Start of Provided information

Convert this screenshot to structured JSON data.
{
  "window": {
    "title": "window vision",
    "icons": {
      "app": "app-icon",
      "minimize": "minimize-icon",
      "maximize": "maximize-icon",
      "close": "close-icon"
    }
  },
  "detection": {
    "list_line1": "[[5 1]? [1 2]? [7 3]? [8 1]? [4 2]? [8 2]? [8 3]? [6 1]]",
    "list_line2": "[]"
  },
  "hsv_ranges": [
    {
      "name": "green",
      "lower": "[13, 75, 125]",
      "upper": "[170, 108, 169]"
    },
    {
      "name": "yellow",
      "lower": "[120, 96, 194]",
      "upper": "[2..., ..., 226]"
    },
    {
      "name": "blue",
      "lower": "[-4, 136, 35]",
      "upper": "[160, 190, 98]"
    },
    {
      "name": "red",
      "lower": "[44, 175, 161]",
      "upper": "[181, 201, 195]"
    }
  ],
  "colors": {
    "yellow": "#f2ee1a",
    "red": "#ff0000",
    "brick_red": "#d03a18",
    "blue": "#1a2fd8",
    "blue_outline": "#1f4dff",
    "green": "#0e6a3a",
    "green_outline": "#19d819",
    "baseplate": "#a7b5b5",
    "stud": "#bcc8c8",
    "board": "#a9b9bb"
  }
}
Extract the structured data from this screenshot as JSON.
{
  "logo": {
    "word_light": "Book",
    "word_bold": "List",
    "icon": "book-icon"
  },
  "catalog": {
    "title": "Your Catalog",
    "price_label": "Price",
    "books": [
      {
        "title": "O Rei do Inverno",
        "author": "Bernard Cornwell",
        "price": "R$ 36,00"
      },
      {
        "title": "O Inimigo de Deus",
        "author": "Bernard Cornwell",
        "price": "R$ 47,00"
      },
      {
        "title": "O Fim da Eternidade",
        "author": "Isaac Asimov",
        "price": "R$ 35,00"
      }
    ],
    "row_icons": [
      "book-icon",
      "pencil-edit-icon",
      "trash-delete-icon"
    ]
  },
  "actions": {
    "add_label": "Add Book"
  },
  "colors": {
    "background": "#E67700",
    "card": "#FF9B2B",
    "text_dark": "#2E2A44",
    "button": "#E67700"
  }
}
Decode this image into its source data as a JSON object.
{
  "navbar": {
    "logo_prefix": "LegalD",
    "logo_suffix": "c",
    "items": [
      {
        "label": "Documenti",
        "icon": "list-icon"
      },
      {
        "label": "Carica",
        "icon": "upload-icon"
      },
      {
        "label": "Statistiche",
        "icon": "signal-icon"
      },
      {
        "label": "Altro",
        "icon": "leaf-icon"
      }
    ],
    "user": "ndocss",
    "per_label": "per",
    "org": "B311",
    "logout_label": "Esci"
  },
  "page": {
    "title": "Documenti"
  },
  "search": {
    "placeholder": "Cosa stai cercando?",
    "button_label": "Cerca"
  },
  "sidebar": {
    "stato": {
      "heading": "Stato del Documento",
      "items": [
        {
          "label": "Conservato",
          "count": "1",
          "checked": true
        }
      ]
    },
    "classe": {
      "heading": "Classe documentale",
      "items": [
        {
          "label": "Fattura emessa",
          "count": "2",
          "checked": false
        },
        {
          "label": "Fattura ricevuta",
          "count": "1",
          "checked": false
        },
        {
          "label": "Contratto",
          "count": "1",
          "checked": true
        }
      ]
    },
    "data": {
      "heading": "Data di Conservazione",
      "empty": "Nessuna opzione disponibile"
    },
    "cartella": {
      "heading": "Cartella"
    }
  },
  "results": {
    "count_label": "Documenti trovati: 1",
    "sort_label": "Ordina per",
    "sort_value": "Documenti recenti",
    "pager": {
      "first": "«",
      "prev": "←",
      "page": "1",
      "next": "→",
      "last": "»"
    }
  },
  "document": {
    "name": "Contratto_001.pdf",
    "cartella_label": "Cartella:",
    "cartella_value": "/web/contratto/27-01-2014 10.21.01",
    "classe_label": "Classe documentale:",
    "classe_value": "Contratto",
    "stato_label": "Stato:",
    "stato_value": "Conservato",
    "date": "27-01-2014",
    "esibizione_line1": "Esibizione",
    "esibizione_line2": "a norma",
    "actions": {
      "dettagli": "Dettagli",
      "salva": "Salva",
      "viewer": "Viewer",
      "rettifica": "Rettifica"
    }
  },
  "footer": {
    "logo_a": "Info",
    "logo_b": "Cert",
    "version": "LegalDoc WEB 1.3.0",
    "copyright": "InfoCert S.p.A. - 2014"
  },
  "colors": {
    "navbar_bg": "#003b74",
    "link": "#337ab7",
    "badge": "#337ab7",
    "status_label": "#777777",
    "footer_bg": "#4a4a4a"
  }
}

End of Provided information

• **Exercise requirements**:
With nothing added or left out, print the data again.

• **Solved exercise**:
Convert this screenshot to structured JSON data.
{
  "window": {
    "title": "window vision",
    "icons": {
      "app": "app-icon",
      "minimize": "minimize-icon",
      "maximize": "maximize-icon",
      "close": "close-icon"
    }
  },
  "detection": {
    "list_line1": "[[5 1]? [1 2]? [7 3]? [8 1]? [4 2]? [8 2]? [8 3]? [6 1]]",
    "list_line2": "[]"
  },
  "hsv_ranges": [
    {
      "name": "green",
      "lower": "[13, 75, 125]",
      "upper": "[170, 108, 169]"
    },
    {
      "name": "yellow",
      "lower": "[120, 96, 194]",
      "upper": "[2..., ..., 226]"
    },
    {
      "name": "blue",
      "lower": "[-4, 136, 35]",
      "upper": "[160, 190, 98]"
    },
    {
      "name": "red",
      "lower": "[44, 175, 161]",
      "upper": "[181, 201, 195]"
    }
  ],
  "colors": {
    "yellow": "#f2ee1a",
    "red": "#ff0000",
    "brick_red": "#d03a18",
    "blue": "#1a2fd8",
    "blue_outline": "#1f4dff",
    "green": "#0e6a3a",
    "green_outline": "#19d819",
    "baseplate": "#a7b5b5",
    "stud": "#bcc8c8",
    "board": "#a9b9bb"
  }
}
Extract the structured data from this screenshot as JSON.
{
  "logo": {
    "word_light": "Book",
    "word_bold": "List",
    "icon": "book-icon"
  },
  "catalog": {
    "title": "Your Catalog",
    "price_label": "Price",
    "books": [
      {
        "title": "O Rei do Inverno",
        "author": "Bernard Cornwell",
        "price": "R$ 36,00"
      },
      {
        "title": "O Inimigo de Deus",
        "author": "Bernard Cornwell",
        "price": "R$ 47,00"
      },
      {
        "title": "O Fim da Eternidade",
        "author": "Isaac Asimov",
        "price": "R$ 35,00"
      }
    ],
    "row_icons": [
      "book-icon",
      "pencil-edit-icon",
      "trash-delete-icon"
    ]
  },
  "actions": {
    "add_label": "Add Book"
  },
  "colors": {
    "background": "#E67700",
    "card": "#FF9B2B",
    "text_dark": "#2E2A44",
    "button": "#E67700"
  }
}
Decode this image into its source data as a JSON object.
{
  "navbar": {
    "logo_prefix": "LegalD",
    "logo_suffix": "c",
    "items": [
      {
        "label": "Documenti",
        "icon": "list-icon"
      },
      {
        "label": "Carica",
        "icon": "upload-icon"
      },
      {
        "label": "Statistiche",
        "icon": "signal-icon"
      },
      {
        "label": "Altro",
        "icon": "leaf-icon"
      }
    ],
    "user": "ndocss",
    "per_label": "per",
    "org": "B311",
    "logout_label": "Esci"
  },
  "page": {
    "title": "Documenti"
  },
  "search": {
    "placeholder": "Cosa stai cercando?",
    "button_label": "Cerca"
  },
  "sidebar": {
    "stato": {
      "heading": "Stato del Documento",
      "items": [
        {
          "label": "Conservato",
          "count": "1",
          "checked": true
        }
      ]
    },
    "classe": {
      "heading": "Classe documentale",
      "items": [
        {
          "label": "Fattura emessa",
          "count": "2",
          "checked": false
        },
        {
          "label": "Fattura ricevuta",
          "count": "1",
          "checked": false
        },
        {
          "label": "Contratto",
          "count": "1",
          "checked": true
        }
      ]
    },
    "data": {
      "heading": "Data di Conservazione",
      "empty": "Nessuna opzione disponibile"
    },
    "cartella": {
      "heading": "Cartella"
    }
  },
  "results": {
    "count_label": "Documenti trovati: 1",
    "sort_label": "Ordina per",
    "sort_value": "Documenti recenti",
    "pager": {
      "first": "«",
      "prev": "←",
      "page": "1",
      "next": "→",
      "last": "»"
    }
  },
  "document": {
    "name": "Contratto_001.pdf",
    "cartella_label": "Cartella:",
    "cartella_value": "/web/contratto/27-01-2014 10.21.01",
    "classe_label": "Classe documentale:",
    "classe_value": "Contratto",
    "stato_label": "Stato:",
    "stato_value": "Conservato",
    "date": "27-01-2014",
    "esibizione_line1": "Esibizione",
    "esibizione_line2": "a norma",
    "actions": {
      "dettagli": "Dettagli",
      "salva": "Salva",
      "viewer": "Viewer",
      "rettifica": "Rettifica"
    }
  },
  "footer": {
    "logo_a": "Info",
    "logo_b": "Cert",
    "version": "LegalDoc WEB 1.3.0",
    "copyright": "InfoCert S.p.A. - 2014"
  },
  "colors": {
    "navbar_bg": "#003b74",
    "link": "#337ab7",
    "badge": "#337ab7",
    "status_label": "#777777",
    "footer_bg": "#4a4a4a"
  }
}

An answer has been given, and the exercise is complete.